When proceeding with a Social Security disability claim or appeal, one of the most important considerations moving forward is whether your treating physician understands the seriousness of your medical conditions and the extent to which your problems are impacting your ability to function (both in and out of the home). Ultimately, it’s important that your treatment providers are willing and able to express in a meaningful manner to the Social Security Administration (SSA) he nature and severity of your medical conditions and the extent to which you would be impacted in terms of your ability to function in a work site.
As part of the five (5) step sequential evaluation process, it is first necessary to establish that one is suffering from a medically determinable to severe impairment before SSA will next determine what symptoms could reasonably be expected to follow from such medically determinable impairments. At that point, the Social Security regulations require that the agency determine the persistence and severity of one’s symptoms and the manner in which it impacts one’s ability to function in a work setting. This requires a determination of one’s Residual Functional Capacity, which is defined by the regulations as the most one can do despite their physical and mental limitations.

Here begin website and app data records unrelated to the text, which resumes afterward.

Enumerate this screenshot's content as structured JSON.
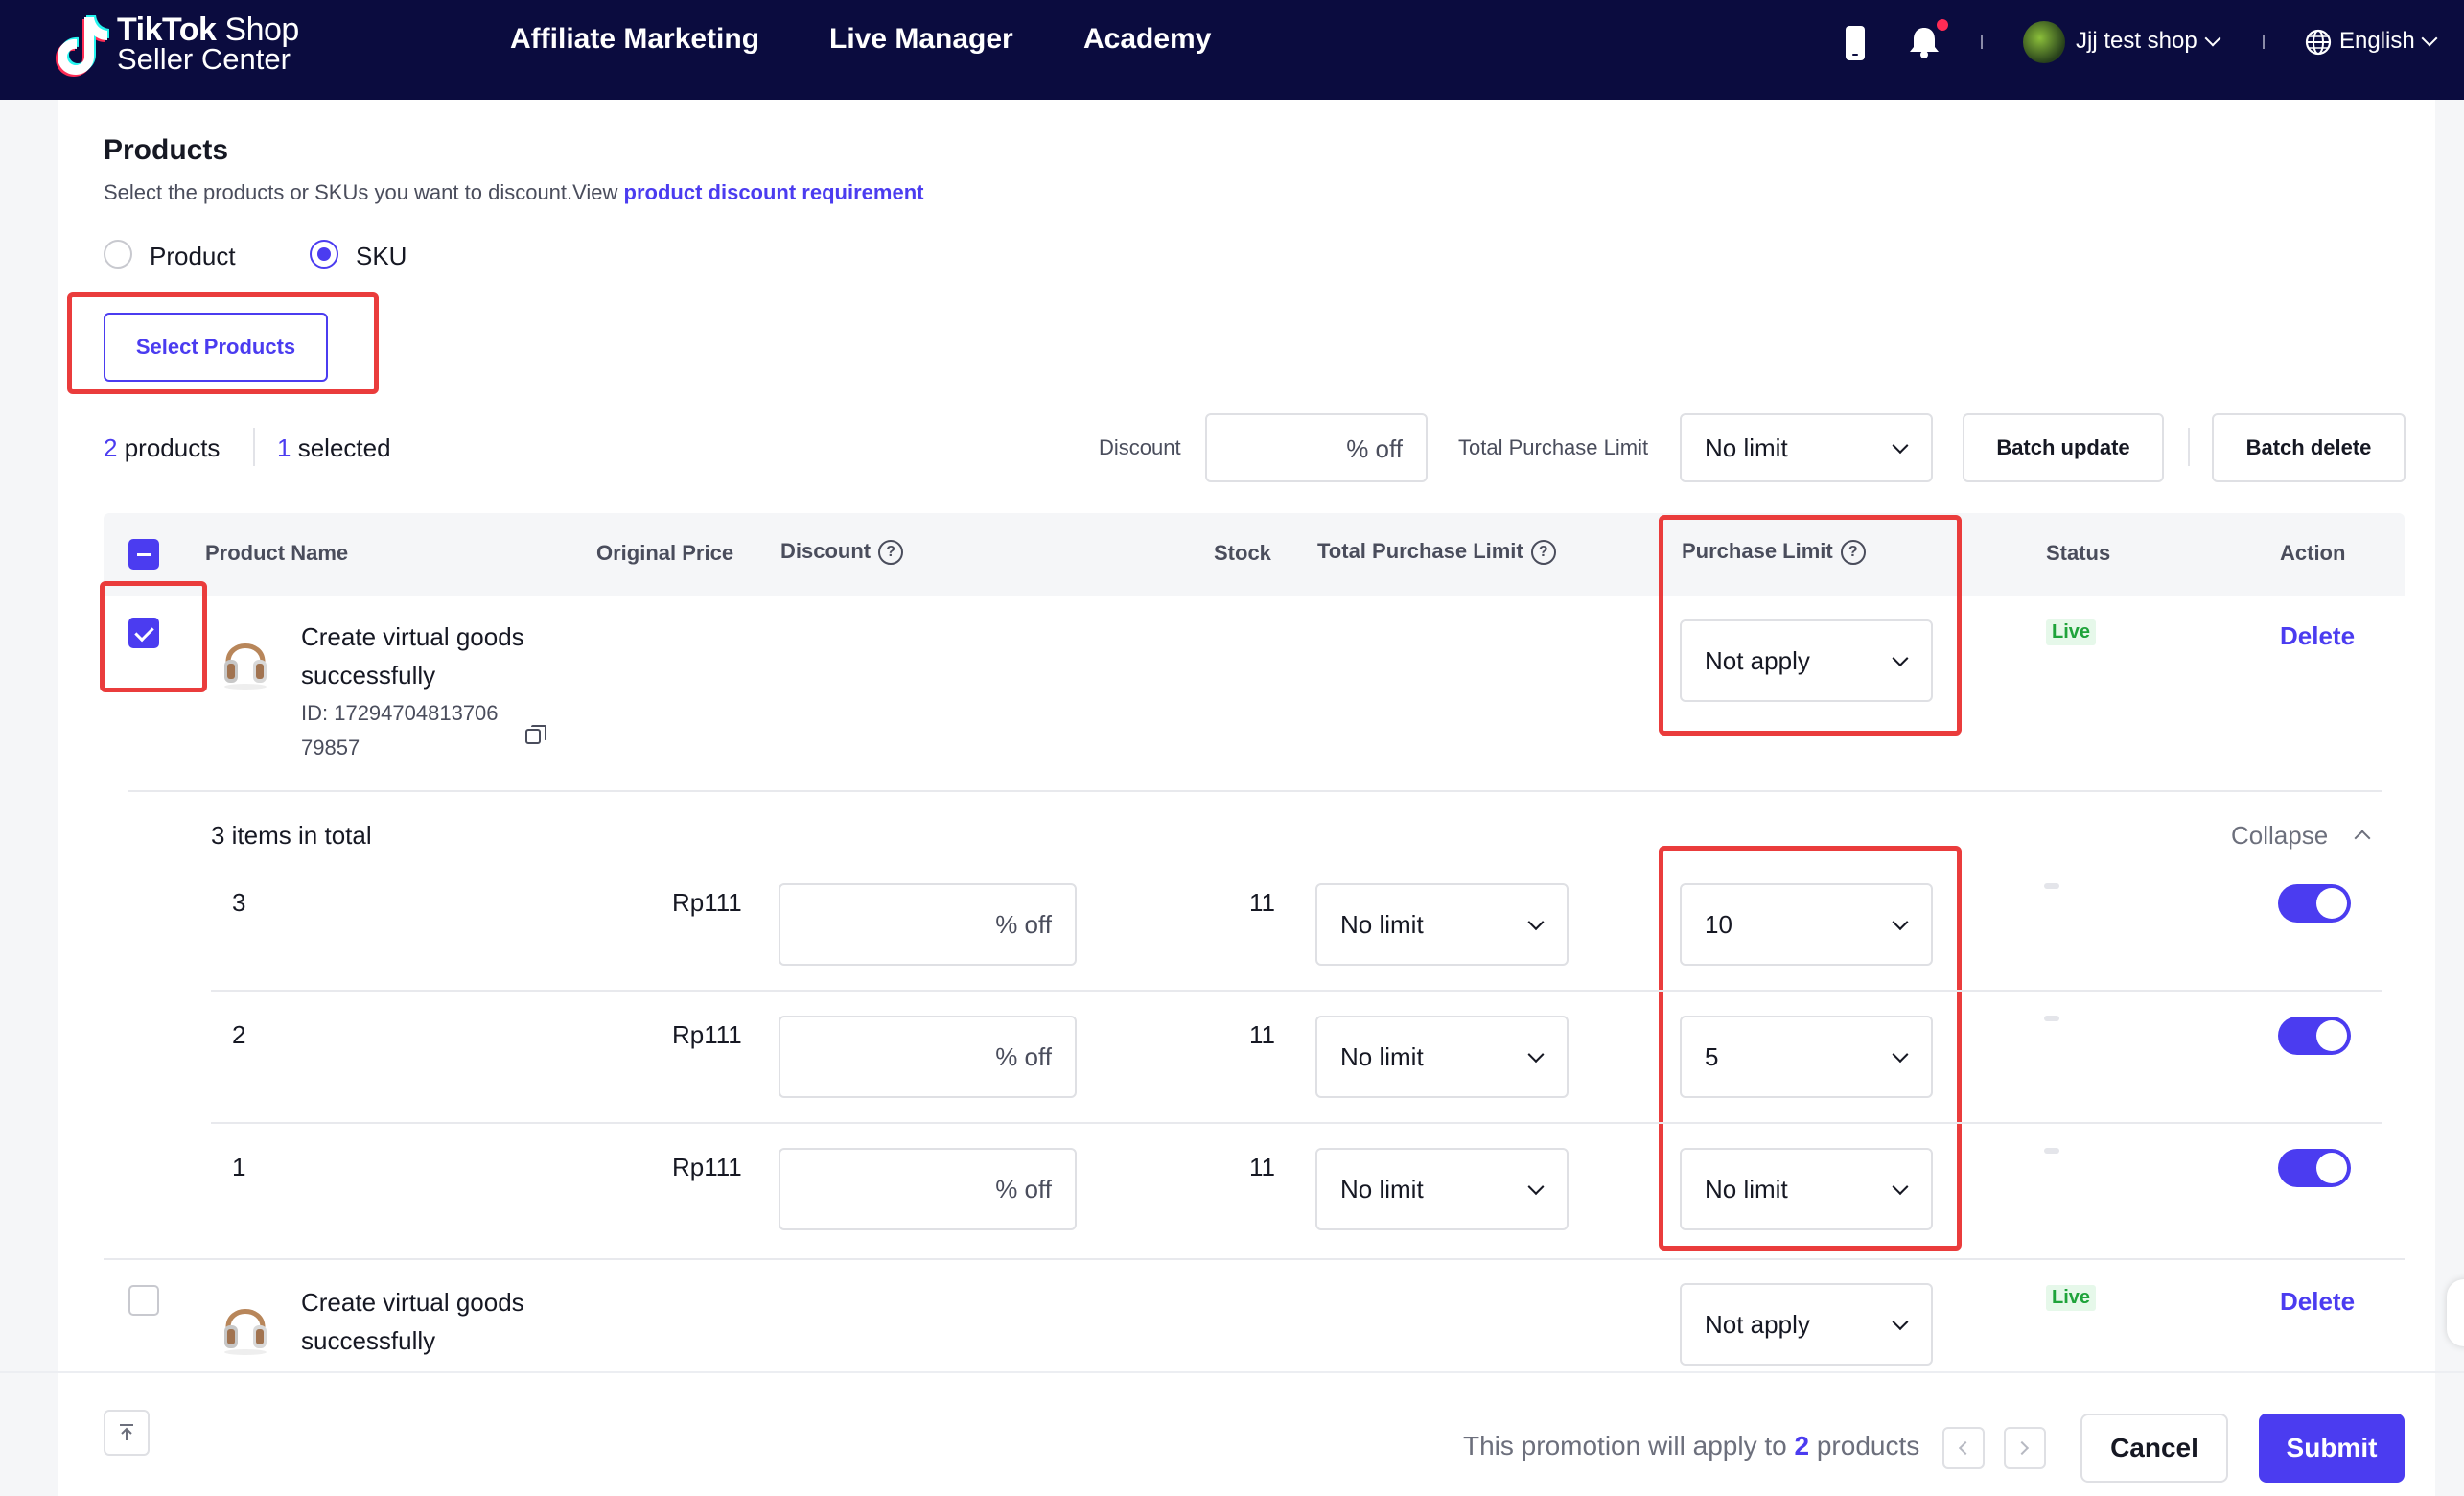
{
  "header": {
    "logo_line1_bold": "TikTok",
    "logo_line1_thin": "Shop",
    "logo_line2": "Seller Center",
    "nav": [
      "Affiliate Marketing",
      "Live Manager",
      "Academy"
    ],
    "shop_name": "Jjj test shop",
    "language": "English",
    "icons": [
      "phone-icon",
      "bell-icon",
      "globe-icon"
    ]
  },
  "products_section": {
    "title": "Products",
    "subtitle": "Select the products or SKUs you want to discount.View ",
    "subtitle_link": "product discount requirement",
    "radio_product": "Product",
    "radio_sku": "SKU",
    "selected_mode": "SKU",
    "select_button": "Select Products"
  },
  "summary": {
    "products_count": "2",
    "products_label": "products",
    "selected_count": "1",
    "selected_label": "selected"
  },
  "batch": {
    "discount_label": "Discount",
    "discount_suffix": "% off",
    "total_limit_label": "Total Purchase Limit",
    "total_limit_value": "No limit",
    "batch_update": "Batch update",
    "batch_delete": "Batch delete"
  },
  "table": {
    "headers": {
      "product_name": "Product Name",
      "original_price": "Original Price",
      "discount": "Discount",
      "stock": "Stock",
      "total_purchase_limit": "Total Purchase Limit",
      "purchase_limit": "Purchase Limit",
      "status": "Status",
      "action": "Action"
    },
    "products": [
      {
        "name_line1": "Create virtual goods",
        "name_line2": "successfully",
        "id_line1": "ID: 17294704813706",
        "id_line2": "79857",
        "purchase_limit": "Not apply",
        "status": "Live",
        "action": "Delete",
        "checked": true
      },
      {
        "name_line1": "Create virtual goods",
        "name_line2": "successfully",
        "purchase_limit": "Not apply",
        "status": "Live",
        "action": "Delete",
        "checked": false
      }
    ],
    "sku_group": {
      "total_label": "3 items in total",
      "collapse_label": "Collapse",
      "rows": [
        {
          "sku": "3",
          "price": "Rp111",
          "discount_suffix": "% off",
          "stock": "11",
          "total_limit": "No limit",
          "purchase_limit": "10"
        },
        {
          "sku": "2",
          "price": "Rp111",
          "discount_suffix": "% off",
          "stock": "11",
          "total_limit": "No limit",
          "purchase_limit": "5"
        },
        {
          "sku": "1",
          "price": "Rp111",
          "discount_suffix": "% off",
          "stock": "11",
          "total_limit": "No limit",
          "purchase_limit": "No limit"
        }
      ]
    }
  },
  "footer": {
    "apply_text_prefix": "This promotion will apply to",
    "apply_count": "2",
    "apply_text_suffix": "products",
    "cancel": "Cancel",
    "submit": "Submit"
  },
  "colors": {
    "nav_bg": "#0b0c3f",
    "primary": "#4b3cf0",
    "highlight": "#ea3c3c",
    "live_green": "#1fa33b"
  }
}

The Social Security regulations, for claims filed prior to March 27, 2017, provided that treating source opinions (which would include the opinions of one’s medical doctors) would carry controlling weight assuming that the opinions were supported by the not inconsistent with the treatment records of the provider. Amendments made to the Social Security regulations provide that for those claims filed on or after March 27, 2017, controlling weight will not be provided to the opinions of a treating source (such as one’s primary care physician, psychiatrist or surgeon). Rather, their opinions will be evaluated along side those of non-treating sources using the same set of factors that have now been outlines at 20 C.F.R. 1520(c). Medical sources have now been expanded to include that of licensed physician assistants, with respect evaluation of impairments that fall into their licensed scope of practice and for licensed advanced practice nurses, and yet the opinions of your own providers may no longer be presumed to carry more weight than one of Social Security’s providers that may be asked to see you. Continue Reading ›